“In 2021, the wage gap narrowed by race and gender across all races, except for Black women,” Hired said.
Black women saw a decrease from 94 cents to 92 cents for every $1 a white male counterpart earns. Asian men, Hispanic men and Asian women had the narrowest wage gaps in 2021, respectively ($1.04, 99 cents and 98 cents, respectively, for every $1 a White male counterpart earns), Hired reported.
Hired’s Impact Report also uses “wage expectations” as a measure of inequity among underrepresented candidates (i.e., women and minorities). Hired’s data this year continued to show groups who are paid less also expect lower salaries than their White male counterparts – even if they have the same experience.
Race and gender combined are the strongest drivers to the “expectation gap,” with Hispanic women and Black women only expecting 91 cents to every $1 salary of their White male counterparts.

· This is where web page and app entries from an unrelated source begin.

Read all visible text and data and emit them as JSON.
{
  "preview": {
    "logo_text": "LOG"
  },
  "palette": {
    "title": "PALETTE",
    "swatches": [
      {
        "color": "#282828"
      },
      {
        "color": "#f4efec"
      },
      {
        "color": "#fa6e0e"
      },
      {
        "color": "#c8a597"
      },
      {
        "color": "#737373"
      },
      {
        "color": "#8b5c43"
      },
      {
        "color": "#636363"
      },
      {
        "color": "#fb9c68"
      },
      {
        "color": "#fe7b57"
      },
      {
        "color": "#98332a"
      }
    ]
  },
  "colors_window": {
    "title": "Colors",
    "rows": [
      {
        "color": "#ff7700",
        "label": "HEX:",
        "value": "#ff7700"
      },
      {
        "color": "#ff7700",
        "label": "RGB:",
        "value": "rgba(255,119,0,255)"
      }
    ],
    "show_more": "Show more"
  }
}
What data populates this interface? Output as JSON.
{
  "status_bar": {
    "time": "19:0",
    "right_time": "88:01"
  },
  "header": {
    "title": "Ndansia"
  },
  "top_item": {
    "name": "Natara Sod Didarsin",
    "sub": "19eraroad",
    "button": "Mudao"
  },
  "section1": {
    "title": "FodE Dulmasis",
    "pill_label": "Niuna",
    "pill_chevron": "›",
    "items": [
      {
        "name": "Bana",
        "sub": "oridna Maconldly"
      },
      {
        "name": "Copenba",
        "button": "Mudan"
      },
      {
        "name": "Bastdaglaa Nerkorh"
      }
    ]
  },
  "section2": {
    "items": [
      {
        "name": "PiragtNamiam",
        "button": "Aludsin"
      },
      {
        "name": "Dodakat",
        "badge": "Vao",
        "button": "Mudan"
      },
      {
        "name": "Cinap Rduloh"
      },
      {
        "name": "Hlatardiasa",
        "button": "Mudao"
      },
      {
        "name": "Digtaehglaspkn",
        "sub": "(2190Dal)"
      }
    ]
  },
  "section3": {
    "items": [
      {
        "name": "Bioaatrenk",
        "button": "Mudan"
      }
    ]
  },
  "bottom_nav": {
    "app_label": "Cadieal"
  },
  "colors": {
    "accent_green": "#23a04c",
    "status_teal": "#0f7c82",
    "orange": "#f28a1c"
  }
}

Hispanic and Asian candidates reported a 1.5% and 1% percentage expectation gap improvement, respectively, but Hispanic and Asian women showed a wider expectation gap than their male counterparts.
In addition, Black candidates showed a slight widening of 0.1% in the wage expectation gap – the only increase across candidates in 2021, according to Hired.
Payscale, a provider of cloud compensation management software, has been publishing a Gender Pay Gap report since 2015 that tracks total cash compensation for employees whose company uses their software.
In its most recent report, published in March, Payscale found significant disparities in compensation, or an employee’s base pay, when uncontrolled pay gaps were measured. Promotional favoritism, negotiating tendencies, and outright bias are just a few factors involved.
While women have a growing presence in higher-paying industries such as information or professional, scientific, and technical services, they are still over-represented in lower paying industries. And as women age, the pay gap widens even more, according to the US Census Bureau’s Quarterly Workforce Indicators. According to the most recent data from the US Census, women in the US earned 30% less than men and that pay gap increased with age.
Controlled versus uncontrolled salary
Payscale’s studies look at “controlled” versus “uncontrolled pay gaps;” controlled gaps amount to “equal pay for equal work” or when all compensable factors are accounted for, including job level and title, education, years of experience, industry, and hours worked. The uncontrolled pay gap, which only accounts for gender, is a better indicator of the types of jobs and the associated earnings occupied by women versus men, Payscale said.
While the controlled gender pay gap is narrower, with women being paid 99 cents for every $1 men make, closing the gap has been ponderously slow, according to Payscale’s study.
“Even more concerning, is the pay disparity revealed in the uncontrolled pay gap…. In this instance, women earn only 82 cents for every $1 men make,” Payscale said.
Payscale’s study, however showed there has been progress in other areas, specifically new hires. In 2020, 42.4% of interview requests for open tech positions were sent only to male candidates, according to Hired. In 2021, that had dropped to 36.7%.
“This is progress, but means nearly 40% of roles are not requesting interviews with female candidates at all,” according to Hired.
“It’s been an ever-shifting and evolving hiring landscape for employers and jobseekers over the last few years – from companies competing and sourcing for talent at a record pace, to the current state of macroeconomic uncertainty driving more measured hiring,” Hired CEO Josh Brenner said in a statement.
“This report shows that there is still work to be done in ensuring equitable hiring processes to narrow wage and expectation gaps, and companies must prioritize this effort,” Brenner said. “Post-Great Resignation, companies that are successful in identifying non-traditional talent, while also ensuring diversity and representation in their candidate pipelines, will be better positioned to drive their businesses forward in a time of increased volatility.”